The Czech Republic may be a small country, but it has enjoyed a golden age, during which many great, great minds were born.
While some of them appear on banknotes today, such as Comenius, the eminent professor who laid the foundations of modern education, or Palacky, whose work enabled the Czechs to understand and become aware of their true identity, others are less well known.
However, their work and creations still ring true today! In this article, we present a list of great Czech scientists and inventors.
Who are the great Czech scientists and inventors?
In this article, we present a list of great Czech scientists and inventors. Some of these great inventions are still in use today. We’re sure you’ll be surprised!
It’s hard not to mention the incredible discovery of Jan Janský. Born in Prague, he studied medicine at Charles University. This gave him the opportunity to develop his knowledge and refine his research.
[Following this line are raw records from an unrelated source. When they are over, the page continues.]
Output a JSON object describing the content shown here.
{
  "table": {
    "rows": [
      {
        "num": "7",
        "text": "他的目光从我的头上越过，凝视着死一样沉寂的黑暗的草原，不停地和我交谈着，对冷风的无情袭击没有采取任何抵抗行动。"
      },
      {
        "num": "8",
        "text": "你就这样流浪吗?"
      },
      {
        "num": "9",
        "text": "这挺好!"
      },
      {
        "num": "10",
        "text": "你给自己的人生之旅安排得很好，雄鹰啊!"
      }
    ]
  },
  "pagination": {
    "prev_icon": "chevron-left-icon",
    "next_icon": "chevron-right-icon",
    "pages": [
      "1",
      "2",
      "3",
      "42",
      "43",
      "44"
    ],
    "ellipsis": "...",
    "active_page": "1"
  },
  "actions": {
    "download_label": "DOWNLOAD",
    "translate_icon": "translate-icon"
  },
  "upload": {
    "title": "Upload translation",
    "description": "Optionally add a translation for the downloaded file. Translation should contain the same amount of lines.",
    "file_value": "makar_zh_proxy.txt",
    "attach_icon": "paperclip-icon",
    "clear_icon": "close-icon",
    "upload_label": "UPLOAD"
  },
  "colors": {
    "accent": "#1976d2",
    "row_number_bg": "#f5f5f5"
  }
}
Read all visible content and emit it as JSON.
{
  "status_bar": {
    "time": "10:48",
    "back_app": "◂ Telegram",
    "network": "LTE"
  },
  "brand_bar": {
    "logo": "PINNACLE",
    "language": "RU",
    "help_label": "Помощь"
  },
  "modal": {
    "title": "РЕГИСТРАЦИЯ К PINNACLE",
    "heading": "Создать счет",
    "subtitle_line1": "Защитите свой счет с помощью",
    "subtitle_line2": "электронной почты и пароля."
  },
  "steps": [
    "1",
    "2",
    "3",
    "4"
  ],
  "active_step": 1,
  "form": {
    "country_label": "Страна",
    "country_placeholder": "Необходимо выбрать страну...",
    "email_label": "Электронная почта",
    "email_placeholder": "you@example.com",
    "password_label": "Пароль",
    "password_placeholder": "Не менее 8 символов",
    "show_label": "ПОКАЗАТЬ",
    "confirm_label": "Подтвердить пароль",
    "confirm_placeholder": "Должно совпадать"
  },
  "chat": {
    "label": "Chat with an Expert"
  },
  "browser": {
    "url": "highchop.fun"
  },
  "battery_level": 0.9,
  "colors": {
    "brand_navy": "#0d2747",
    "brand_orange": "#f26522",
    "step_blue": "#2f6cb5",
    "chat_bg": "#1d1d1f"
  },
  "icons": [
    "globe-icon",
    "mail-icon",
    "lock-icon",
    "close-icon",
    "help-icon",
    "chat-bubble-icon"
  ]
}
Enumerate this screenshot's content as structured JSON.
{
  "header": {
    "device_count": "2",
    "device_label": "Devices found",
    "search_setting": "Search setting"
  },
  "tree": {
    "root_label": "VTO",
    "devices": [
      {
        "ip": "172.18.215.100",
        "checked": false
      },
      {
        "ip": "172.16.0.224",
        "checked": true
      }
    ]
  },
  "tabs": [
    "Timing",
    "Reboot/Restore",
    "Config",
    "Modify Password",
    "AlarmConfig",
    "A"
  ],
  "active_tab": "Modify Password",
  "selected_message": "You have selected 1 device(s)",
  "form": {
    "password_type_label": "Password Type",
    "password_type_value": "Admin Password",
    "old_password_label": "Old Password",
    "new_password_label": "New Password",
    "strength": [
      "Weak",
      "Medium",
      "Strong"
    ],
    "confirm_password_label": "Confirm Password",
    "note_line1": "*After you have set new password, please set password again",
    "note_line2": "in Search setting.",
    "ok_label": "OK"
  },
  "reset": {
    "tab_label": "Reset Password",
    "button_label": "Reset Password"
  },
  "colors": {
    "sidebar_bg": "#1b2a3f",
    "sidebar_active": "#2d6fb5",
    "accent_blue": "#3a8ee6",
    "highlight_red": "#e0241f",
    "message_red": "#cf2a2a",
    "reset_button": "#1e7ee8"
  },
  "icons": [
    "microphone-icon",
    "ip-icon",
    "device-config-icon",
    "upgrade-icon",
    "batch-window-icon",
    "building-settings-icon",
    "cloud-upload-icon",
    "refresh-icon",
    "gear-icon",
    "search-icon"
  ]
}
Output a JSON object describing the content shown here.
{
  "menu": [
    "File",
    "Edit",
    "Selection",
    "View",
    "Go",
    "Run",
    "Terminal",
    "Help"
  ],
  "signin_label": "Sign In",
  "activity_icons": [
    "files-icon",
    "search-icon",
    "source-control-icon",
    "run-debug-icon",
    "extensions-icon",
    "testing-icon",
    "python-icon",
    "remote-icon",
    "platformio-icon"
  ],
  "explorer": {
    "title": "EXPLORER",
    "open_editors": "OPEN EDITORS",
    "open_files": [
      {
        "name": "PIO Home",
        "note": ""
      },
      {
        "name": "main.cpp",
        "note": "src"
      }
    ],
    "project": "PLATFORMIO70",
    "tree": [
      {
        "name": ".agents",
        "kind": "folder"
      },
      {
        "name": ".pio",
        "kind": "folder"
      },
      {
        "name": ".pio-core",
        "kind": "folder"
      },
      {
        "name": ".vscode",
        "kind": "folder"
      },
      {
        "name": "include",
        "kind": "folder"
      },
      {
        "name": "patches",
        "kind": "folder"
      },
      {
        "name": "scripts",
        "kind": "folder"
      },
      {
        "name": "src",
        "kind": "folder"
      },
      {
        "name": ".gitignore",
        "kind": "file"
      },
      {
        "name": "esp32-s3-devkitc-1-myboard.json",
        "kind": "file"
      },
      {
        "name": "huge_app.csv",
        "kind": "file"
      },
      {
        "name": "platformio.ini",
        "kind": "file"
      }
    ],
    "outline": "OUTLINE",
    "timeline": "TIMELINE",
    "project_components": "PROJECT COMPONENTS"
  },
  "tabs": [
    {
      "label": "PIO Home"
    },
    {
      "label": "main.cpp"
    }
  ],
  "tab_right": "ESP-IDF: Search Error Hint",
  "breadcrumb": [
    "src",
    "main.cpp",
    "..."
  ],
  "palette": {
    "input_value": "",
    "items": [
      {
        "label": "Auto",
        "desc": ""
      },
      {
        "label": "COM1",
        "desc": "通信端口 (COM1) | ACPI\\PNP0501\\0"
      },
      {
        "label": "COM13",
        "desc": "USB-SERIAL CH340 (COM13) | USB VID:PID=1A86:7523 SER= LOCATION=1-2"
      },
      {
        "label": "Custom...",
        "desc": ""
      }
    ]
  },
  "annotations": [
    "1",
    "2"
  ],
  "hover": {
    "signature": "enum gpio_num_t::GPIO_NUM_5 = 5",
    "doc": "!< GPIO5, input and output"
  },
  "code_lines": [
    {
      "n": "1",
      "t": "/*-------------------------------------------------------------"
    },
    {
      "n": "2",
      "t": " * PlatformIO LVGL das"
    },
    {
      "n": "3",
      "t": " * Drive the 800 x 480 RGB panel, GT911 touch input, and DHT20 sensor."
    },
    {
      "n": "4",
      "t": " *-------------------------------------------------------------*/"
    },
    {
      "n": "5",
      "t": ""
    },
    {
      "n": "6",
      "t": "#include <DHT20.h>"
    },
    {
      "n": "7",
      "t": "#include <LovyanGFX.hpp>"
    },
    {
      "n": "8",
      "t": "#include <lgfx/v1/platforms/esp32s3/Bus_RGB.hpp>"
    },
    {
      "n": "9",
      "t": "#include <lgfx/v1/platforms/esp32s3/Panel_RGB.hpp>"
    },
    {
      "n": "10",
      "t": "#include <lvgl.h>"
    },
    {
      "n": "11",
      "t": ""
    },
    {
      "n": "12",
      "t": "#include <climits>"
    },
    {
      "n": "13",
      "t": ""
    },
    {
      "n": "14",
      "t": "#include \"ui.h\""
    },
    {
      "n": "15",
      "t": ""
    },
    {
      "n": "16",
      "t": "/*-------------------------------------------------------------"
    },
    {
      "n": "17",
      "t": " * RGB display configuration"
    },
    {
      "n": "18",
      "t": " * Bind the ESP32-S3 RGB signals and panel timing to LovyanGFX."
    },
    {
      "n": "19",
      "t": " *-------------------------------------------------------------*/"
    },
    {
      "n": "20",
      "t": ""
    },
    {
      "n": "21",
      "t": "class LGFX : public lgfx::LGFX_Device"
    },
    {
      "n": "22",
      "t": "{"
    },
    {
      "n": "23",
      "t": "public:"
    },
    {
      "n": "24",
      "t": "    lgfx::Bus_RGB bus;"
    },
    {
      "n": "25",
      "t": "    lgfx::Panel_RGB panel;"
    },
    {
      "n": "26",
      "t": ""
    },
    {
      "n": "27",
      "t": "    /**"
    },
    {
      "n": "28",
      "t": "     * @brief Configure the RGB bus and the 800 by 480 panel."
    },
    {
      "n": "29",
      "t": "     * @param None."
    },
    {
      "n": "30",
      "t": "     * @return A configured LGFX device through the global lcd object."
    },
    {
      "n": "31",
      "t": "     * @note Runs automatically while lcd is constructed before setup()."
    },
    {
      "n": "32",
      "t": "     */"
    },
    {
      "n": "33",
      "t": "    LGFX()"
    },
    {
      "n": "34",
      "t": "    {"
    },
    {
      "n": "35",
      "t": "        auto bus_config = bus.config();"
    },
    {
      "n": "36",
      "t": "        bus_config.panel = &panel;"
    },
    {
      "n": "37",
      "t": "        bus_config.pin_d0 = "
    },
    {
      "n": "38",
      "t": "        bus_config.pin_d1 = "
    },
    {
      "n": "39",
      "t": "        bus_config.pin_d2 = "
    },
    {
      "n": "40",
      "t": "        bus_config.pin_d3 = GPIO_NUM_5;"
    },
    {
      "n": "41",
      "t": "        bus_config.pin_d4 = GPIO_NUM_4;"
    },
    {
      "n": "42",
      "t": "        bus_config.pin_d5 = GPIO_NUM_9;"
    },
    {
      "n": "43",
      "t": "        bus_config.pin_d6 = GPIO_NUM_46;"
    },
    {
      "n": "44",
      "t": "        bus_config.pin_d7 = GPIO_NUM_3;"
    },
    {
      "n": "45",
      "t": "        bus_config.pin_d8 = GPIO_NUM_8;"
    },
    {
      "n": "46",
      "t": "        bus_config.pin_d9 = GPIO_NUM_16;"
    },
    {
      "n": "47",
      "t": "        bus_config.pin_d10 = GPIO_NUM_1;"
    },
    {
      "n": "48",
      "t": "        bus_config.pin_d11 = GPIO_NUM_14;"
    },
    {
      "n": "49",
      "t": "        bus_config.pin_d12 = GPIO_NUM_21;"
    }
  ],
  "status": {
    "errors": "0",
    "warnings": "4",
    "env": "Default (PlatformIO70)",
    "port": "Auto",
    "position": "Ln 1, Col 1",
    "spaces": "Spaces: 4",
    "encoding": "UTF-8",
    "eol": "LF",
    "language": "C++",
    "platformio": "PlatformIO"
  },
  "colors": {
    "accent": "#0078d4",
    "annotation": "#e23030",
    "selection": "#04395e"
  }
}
All his life, he tried to prove a link between mental illness and blood disorders… Without success.
However, his work led him to classify blood into four groups: I, II, III and IV. A classification that went unnoticed when his paper was published in 1907. 23 years later, in 1930, his work was celebrated by an American medical commission.
Even today, Janský’s classification of blood is still used, and has had a major influence on the ABO system, which has now become the standard.
Leonardo da Vinci thought them up, Adolphe Eugène Fick created them, and Czech scientist Otto Wichterle modified and greatly improved them. Indeed, this eminent chemist was born on the Prostějov side of the river.
At the end of the Second World War, after being captured by the Gestapo, he set to work on hydrogels for the ophthalmology sector and, more specifically, contact lenses, which he planned to perfect.
Accompanied by Drahoslav Lim, Wichterle succeeded in creating a new compound, HEMA, which would form the basis of his soft lenses. He made this discovery while stirring his coffee.
On Christmas Eve 1961, he moved ahead with his project and, thanks to his son’s Meccano game, succeeded in creating four soft lenses of rare perfection. The patent was later registered by the Communist Party.
Another great Czech inventor, who this time revolutionized the marine world, was Josef Ressel. Born in Chrudim in 1793, he effectively invented the concept of propeller propulsion, going so far as to create the very first ship powered by his invention, in 1827.
His first test was on a small boat, but his first real application was on the Civetta, a ship that sped along at six knots thanks to its propeller. Problem: the propeller’s lack of stability turned the situation into a fiasco.
Wishing to rework his project, he was fleeced by French merchants who filed the patent for him, after improving the system. He never received any money for his invention, and was soon forgotten. He then left the waters to become a forestry engineer.
Another field, another Czech inventor. Jaroslav Heyrovský, born in Prague in 1890, is the inventor of polarography. In collaboration with Professor Bohumil Kučera, he developed a new method for measuring the surface tension of polarized mercury.
This discovery will enable huge advances to be made in electroanalysis in a global and general way. Such was Heyrovský’s influence on the history of science that he was awarded the Nobel Prize for Chemistry in 1959 for his work and contribution to science.
Antonin Holý, born in Prague, may not have discovered the miracle cure for AIDS, but if one day a definitive solution were to be found, his work would have played a major role.
A Prague-born physician, he has filed no fewer than 60 patents and written over 400 medical articles, all relating to his work and research into the development of effective drugs to combat AIDS and hepatitis B.
Several of the antiretrovirals he discovered were actually marketed during his lifetime. Vistide was launched in 1996, as was Tenofovir, a drug used in the fight against AIDS. In 2003, Hepsera, a treatment for chronic, active hepatitis B, went on sale.
It was not until 2011, at the age of 75, that Antonin Holy, the formidable Czech physician and researcher, retired, one year before his death. A man who never counted the hours he put in.
Czech inventors in the spotlight
The Czech Republic is a great country of science. Here, many minds and scholars have lived side by side. This heritage is still palpable today. Whether it’s technology or science. You can learn more about these works by visiting Prague’s best museums. They’ll help you discover a little more about these scientific and technical advances.